Because the Black Hawk helicopter was too loud, the young sergeant had to write his question on a paper plate. Two letters and a question mark: “SF?” Held captive for almost five years, the man cried when one of the Special Operations Forces team members responded, “Yes, we have been looking for you a long time.”
It seemed like something scripted for a movie, but within hours of Sergeant Bowe Bergdahl’s tears following his release by the Taliban last month, the gossip, rumors, and conspiracy theories were already circulating. The nature of his disappearance and capture, the length of his father’s beard and the language spoken by the lips shaded by it, the terms and timing of his release: all were being questioned before the sun had set on Bergdahl’s return.
Truthers were found on both ends of the ideological spectrum. And how could they not?
There was, by the language of our pundits and those doing the questioning, a Truther Movement forming. A world without facts creates fictions, and in the absence of answers, the public, the media, even Congress began producing fiction. The Bergdahl Truthers joined a long line of American conspiracy theorists, which only recently became known as “truthers.”
The word seems to have gained prominence only after the September 11th attacks. Before that, you were a conspiracist or conspiracy theorist, just paranoid or part of the lunatic fringe, a crackpot or one of the lone gunmen. But in the years after the Twin Towers fell, those words have been replaced by a single noun.

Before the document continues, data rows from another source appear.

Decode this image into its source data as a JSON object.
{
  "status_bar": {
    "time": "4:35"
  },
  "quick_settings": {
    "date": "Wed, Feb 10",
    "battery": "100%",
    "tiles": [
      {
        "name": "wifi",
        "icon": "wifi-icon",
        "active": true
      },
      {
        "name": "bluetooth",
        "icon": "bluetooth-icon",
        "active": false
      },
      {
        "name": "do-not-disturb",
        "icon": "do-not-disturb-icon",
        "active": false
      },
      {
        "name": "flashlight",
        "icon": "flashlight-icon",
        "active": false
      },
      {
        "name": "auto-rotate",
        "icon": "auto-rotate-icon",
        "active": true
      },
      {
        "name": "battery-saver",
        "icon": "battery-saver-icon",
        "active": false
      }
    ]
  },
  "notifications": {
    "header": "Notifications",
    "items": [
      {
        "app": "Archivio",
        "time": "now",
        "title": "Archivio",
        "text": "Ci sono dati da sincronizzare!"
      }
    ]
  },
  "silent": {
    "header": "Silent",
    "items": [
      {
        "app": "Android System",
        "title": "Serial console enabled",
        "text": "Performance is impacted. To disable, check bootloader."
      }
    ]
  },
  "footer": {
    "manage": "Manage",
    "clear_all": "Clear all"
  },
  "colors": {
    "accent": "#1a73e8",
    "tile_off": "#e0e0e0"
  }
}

In the New York Times Magazine, Leslie Savan wrote about the evolution of the term (“From Simple Noun to Handy Partisan Put-Down”), only as she observes “truther” was “self-chosen.” For years, it circulated on blogs and message boards. According to Savan, it was first used in 2004 by a 9/11 Truth activist who supported another activist who was being mocked by writing on his blog: “You’re a 9/11 Truther, don’t let them get to you.”
The blog post no longer exists, but two dictionaries offer a similar timeline. Peter Sokolowski, editor at large of Merriam-Webster, directed me to that dictionary’s user-submitted words, where “truther” was first submitted in August of 2007. Sokolowski described the entry as “intriguing,” explaining in an email that the user “seems to model the two-syllable ‘truther’ as the opposite of ‘liar’—though it’s impossible to tell if this represents some ideological defense of the movement or just an attempt at linguistic symmetry.” Almost two years later, in April of 2009, someone from Texas submitted the more familiar definition: “A member of the 9/11 Truth Movement.”
On Urban Dictionary, what Sokolowski calls the “linguistic symmetry” definition of truther appeared in 2004. “A person who tells the truth, as opposed to a liar,” wrote a user on the 22nd of February that year, and offered the following illustration: “That person is definitely not a liar. In fact, he is a truther.” It wasn’t until July of 2006 that another user offered the more political definition: “One who rejects the accepted explanation of the events of 9/11. Truthers generally believe the U.S. government committed the acts of terrorism against itself.”
It’s interesting that the word has such dichotomous definitions—that it’s used both as praise and pejorative. Conspiracy used to have a similar ambivalence, or at least neutrality. It wasn’t always a paranoid word, though by the time Christopher Hitchens wrote about them, they were “an ailment of democracy.” The prisoner exchange may be the latest ailment, but before it there was Benghazi and vaccines, Roswell and the Moon Landing, the Kennedy assassination, Pearl Harbor, and the Lusitania. There’s always been something the government wasn’t telling us, or that what they were told wasn’t true, so it’s hard to know if the number of truth movements is growing, although researchers argue the number of truthers definitely is.
Earlier this year, reviewing the data from four national surveys conducted between 2006 and 2011, University of Chicago researchers Eric Oliver and Thomas Wood found that half of all Americans believe in at least one conspiracy theory.
Specifically, as Tom Jacobs explained here: “19 percent expressed the belief that the 9/11 attacks were an inside job, while 24 percent agreed that President Obama was not born in the United States” and “the most widely endorsed conspiracy theory was the one that said bankers intentionally created the financial crash,” which “was endorsed by 25 percent of participants, and only rejected by 37 percent.”
Truthers were found on both ends of the ideological spectrum. And how could they not? It was only last year that we learned the National Security Agency captures our emails and stores metadata about our phone usage. Not some people’s communications, but everyone’s; not the occasional text message, but every single call and email. Yes, the truth is often strange, but it was hard not to wonder if our fictions were not strange enough when the NSA programs were revealed.
So how could only half of us believe in a conspiracy? The truth is conspiratorial, and like Watergate or the Tuskegee experiments, conspiracies are sometimes true. It’s astounding how quickly the Bergdahl Truthers made themselves known, and perhaps what rungs of power and privilege they occupied, but not surprising that such a movement formed. There may be fewer conspiracies these days, but there are definitely more conspiracists. That’s why the old words won’t do: Truther, however much we long for it to be a partisan putdown, is actually softer than conspiracy theorist.